### [EXERCISE]
Please copy each line of the data that includes the string "menu".

### [SUPPLIED DATA]
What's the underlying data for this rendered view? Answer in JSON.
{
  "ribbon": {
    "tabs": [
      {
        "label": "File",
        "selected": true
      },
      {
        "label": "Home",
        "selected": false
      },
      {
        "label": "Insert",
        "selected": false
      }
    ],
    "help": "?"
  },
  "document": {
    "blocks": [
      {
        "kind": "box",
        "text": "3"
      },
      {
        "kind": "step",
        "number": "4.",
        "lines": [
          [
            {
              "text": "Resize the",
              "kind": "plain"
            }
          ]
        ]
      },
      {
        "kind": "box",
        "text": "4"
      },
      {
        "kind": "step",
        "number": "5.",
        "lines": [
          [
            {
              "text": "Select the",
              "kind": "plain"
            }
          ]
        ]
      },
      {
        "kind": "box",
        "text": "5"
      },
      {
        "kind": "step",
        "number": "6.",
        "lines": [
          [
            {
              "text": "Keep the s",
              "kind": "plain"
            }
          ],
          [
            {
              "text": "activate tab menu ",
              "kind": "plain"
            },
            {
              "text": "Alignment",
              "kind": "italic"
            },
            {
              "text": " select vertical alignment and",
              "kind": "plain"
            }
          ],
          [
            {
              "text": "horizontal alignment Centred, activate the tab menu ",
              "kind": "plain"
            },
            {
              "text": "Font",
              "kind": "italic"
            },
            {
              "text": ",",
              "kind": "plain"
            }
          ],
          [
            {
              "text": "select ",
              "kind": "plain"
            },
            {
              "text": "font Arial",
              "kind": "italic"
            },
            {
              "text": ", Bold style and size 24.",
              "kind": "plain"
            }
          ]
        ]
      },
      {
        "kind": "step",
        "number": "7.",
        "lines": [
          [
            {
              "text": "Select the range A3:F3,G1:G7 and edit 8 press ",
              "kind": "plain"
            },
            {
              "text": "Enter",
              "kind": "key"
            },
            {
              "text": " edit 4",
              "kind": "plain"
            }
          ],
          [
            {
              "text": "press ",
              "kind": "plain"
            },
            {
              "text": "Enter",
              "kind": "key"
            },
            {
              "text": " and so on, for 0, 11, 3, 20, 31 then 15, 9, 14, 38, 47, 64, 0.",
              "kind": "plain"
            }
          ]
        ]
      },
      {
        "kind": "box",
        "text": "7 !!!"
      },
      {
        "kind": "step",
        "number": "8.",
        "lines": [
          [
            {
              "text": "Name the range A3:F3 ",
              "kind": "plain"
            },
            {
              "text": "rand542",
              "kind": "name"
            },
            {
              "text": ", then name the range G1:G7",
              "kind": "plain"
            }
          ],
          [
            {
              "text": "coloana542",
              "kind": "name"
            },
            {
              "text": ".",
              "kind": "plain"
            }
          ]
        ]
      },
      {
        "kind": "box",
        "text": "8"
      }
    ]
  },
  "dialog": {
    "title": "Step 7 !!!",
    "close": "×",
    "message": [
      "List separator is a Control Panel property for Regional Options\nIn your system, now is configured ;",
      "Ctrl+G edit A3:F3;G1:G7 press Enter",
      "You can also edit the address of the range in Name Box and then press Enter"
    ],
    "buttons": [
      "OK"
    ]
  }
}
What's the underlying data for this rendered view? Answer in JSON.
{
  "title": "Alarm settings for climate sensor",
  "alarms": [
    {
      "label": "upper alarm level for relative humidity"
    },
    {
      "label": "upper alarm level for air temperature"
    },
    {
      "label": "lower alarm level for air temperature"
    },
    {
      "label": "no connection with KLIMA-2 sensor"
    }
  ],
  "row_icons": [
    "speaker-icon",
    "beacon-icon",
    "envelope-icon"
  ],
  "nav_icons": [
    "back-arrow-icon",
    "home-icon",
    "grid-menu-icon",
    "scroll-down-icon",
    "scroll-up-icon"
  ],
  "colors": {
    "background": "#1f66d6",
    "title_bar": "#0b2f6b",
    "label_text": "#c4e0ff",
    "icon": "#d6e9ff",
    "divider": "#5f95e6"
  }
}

### [EXPECTED OUTPUT]
              "text": "activate tab menu ",
              "text": "horizontal alignment Centred, activate the tab menu ",
    "grid-menu-icon",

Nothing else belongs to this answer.